If a line in the data below holds the word "Accept", copy it.

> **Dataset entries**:
○ ○ ○ ○ ○

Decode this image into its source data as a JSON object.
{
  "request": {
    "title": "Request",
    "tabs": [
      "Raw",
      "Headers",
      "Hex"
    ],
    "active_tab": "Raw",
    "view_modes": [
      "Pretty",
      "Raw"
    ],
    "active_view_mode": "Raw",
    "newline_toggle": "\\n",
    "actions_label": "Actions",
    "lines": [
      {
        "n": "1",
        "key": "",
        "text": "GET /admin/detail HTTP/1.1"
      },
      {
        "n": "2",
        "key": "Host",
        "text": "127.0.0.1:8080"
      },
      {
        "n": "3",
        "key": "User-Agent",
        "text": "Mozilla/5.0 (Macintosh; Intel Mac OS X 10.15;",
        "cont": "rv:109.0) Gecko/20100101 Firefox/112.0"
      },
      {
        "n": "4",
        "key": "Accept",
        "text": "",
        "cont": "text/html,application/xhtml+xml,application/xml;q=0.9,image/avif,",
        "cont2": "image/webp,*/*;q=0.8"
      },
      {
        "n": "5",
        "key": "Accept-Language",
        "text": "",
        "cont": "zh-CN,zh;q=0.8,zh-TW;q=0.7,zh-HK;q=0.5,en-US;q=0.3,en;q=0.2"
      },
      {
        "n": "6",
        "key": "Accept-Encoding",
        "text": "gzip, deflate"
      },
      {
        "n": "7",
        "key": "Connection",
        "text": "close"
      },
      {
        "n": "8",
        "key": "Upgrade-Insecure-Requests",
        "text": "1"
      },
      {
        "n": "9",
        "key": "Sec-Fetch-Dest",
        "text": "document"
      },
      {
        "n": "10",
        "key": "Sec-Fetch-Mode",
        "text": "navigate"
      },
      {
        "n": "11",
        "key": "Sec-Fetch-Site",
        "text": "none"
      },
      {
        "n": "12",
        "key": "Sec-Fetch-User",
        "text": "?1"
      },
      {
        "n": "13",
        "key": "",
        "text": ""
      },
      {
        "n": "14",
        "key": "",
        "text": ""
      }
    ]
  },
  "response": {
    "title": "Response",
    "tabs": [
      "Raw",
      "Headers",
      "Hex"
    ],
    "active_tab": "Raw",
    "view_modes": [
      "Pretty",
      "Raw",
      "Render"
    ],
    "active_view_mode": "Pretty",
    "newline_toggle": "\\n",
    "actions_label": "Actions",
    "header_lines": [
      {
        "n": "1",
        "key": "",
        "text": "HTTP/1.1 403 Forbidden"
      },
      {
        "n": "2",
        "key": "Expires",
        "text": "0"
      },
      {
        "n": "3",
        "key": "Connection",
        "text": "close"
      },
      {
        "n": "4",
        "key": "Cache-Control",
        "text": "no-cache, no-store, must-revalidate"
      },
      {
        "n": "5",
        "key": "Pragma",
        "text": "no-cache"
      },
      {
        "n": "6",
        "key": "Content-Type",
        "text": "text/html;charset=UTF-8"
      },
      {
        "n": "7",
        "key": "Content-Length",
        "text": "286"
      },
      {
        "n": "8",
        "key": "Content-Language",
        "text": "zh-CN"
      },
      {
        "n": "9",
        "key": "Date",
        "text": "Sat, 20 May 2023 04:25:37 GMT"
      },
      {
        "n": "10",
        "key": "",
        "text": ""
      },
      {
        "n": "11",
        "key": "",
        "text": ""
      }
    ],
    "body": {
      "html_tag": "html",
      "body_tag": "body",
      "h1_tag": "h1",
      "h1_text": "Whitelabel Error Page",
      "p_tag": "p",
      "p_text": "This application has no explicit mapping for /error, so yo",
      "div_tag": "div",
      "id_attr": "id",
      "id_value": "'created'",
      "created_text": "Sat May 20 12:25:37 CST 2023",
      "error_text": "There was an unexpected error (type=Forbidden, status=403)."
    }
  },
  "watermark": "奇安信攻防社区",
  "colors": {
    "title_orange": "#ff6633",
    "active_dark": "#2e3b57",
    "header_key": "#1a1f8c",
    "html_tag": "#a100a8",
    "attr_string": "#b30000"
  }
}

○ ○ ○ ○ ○

> **Answer space**:
        "key": "Accept",
        "key": "Accept-Language",
        "key": "Accept-Encoding",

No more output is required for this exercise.